The expected output is every entry, repeated exactly.

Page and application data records
*** Begin section ***

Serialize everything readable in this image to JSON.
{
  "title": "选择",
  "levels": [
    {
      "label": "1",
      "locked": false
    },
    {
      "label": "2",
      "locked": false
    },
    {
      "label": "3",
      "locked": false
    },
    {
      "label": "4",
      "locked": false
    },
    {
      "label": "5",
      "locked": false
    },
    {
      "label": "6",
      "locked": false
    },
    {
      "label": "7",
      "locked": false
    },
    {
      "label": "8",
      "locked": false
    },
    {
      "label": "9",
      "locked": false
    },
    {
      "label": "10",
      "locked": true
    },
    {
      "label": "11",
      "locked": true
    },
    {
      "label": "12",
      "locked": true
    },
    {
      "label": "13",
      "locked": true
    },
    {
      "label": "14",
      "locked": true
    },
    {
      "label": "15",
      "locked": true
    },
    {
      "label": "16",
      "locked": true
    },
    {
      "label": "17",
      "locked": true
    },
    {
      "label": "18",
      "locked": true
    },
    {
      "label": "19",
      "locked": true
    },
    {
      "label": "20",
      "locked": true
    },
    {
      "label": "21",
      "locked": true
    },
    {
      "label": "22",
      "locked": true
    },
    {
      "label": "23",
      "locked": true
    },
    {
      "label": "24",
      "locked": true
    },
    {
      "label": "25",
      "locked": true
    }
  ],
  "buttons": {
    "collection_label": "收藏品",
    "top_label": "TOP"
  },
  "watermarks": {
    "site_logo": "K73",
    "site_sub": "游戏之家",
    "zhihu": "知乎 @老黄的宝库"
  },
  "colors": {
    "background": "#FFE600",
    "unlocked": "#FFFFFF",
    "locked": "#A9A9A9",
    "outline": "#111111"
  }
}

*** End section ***

*Solution to the exercise*:
Serialize everything readable in this image to JSON.
{
  "title": "选择",
  "levels": [
    {
      "label": "1",
      "locked": false
    },
    {
      "label": "2",
      "locked": false
    },
    {
      "label": "3",
      "locked": false
    },
    {
      "label": "4",
      "locked": false
    },
    {
      "label": "5",
      "locked": false
    },
    {
      "label": "6",
      "locked": false
    },
    {
      "label": "7",
      "locked": false
    },
    {
      "label": "8",
      "locked": false
    },
    {
      "label": "9",
      "locked": false
    },
    {
      "label": "10",
      "locked": true
    },
    {
      "label": "11",
      "locked": true
    },
    {
      "label": "12",
      "locked": true
    },
    {
      "label": "13",
      "locked": true
    },
    {
      "label": "14",
      "locked": true
    },
    {
      "label": "15",
      "locked": true
    },
    {
      "label": "16",
      "locked": true
    },
    {
      "label": "17",
      "locked": true
    },
    {
      "label": "18",
      "locked": true
    },
    {
      "label": "19",
      "locked": true
    },
    {
      "label": "20",
      "locked": true
    },
    {
      "label": "21",
      "locked": true
    },
    {
      "label": "22",
      "locked": true
    },
    {
      "label": "23",
      "locked": true
    },
    {
      "label": "24",
      "locked": true
    },
    {
      "label": "25",
      "locked": true
    }
  ],
  "buttons": {
    "collection_label": "收藏品",
    "top_label": "TOP"
  },
  "watermarks": {
    "site_logo": "K73",
    "site_sub": "游戏之家",
    "zhihu": "知乎 @老黄的宝库"
  },
  "colors": {
    "background": "#FFE600",
    "unlocked": "#FFFFFF",
    "locked": "#A9A9A9",
    "outline": "#111111"
  }
}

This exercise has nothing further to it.